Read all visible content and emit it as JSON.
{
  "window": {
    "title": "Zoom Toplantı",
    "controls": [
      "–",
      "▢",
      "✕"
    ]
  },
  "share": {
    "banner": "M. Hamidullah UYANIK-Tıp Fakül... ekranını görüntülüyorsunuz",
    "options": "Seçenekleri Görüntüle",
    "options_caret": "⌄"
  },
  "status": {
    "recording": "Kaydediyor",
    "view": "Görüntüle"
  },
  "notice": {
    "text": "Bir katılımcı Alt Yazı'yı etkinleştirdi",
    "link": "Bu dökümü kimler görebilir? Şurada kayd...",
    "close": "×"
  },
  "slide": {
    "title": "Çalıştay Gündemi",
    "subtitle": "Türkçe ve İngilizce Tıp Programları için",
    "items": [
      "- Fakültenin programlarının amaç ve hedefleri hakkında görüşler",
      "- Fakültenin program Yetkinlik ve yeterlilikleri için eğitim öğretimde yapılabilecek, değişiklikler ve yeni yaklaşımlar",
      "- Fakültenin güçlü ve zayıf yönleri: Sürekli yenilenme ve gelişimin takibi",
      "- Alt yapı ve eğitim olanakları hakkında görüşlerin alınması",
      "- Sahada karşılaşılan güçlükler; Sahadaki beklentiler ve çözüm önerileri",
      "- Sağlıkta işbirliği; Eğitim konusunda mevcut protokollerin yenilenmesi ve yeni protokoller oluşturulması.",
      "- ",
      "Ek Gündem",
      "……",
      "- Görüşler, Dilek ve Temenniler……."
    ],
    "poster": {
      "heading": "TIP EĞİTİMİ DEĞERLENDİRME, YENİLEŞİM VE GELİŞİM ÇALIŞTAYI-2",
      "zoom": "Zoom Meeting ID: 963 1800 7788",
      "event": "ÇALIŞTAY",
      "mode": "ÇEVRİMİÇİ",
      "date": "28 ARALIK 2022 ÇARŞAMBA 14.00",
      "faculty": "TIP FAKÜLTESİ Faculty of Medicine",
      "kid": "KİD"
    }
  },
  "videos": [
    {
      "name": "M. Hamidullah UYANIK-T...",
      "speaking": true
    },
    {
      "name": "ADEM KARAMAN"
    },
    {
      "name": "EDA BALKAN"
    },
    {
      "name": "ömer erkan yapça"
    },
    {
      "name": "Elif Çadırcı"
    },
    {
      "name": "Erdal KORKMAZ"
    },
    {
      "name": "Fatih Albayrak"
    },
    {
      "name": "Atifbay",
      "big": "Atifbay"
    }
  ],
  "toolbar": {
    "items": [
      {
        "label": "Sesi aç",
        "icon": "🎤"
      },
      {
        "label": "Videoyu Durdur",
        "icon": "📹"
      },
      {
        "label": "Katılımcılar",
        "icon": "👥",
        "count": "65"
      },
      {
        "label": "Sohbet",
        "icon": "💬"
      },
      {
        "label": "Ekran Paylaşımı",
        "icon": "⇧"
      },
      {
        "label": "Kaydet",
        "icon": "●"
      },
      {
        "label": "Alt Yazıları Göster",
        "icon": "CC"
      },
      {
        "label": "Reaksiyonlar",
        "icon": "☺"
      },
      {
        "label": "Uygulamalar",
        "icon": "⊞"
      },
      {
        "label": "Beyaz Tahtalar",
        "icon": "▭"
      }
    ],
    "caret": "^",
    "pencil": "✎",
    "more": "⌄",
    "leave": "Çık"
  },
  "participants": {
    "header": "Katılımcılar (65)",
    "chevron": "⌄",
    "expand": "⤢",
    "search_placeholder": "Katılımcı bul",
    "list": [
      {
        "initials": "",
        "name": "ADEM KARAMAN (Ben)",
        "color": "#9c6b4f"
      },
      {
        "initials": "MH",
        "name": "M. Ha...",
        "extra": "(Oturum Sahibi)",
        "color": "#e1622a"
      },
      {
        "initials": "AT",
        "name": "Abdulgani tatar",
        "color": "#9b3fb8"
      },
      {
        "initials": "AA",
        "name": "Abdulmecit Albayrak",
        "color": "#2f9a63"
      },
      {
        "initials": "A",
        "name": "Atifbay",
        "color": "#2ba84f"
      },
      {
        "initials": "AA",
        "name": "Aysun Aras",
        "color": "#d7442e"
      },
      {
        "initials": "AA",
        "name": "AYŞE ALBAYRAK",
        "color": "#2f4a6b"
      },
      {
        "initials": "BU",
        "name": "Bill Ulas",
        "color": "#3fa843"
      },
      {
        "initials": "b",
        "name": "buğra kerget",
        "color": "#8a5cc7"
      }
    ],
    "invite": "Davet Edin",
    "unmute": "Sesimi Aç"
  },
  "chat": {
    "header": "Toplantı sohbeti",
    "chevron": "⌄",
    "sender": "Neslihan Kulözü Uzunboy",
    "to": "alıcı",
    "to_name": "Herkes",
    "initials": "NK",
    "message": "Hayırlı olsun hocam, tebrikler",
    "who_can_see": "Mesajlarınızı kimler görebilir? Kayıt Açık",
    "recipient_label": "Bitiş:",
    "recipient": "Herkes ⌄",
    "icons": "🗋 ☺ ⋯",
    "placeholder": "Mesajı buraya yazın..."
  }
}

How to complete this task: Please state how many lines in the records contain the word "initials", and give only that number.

Completed exercise: 10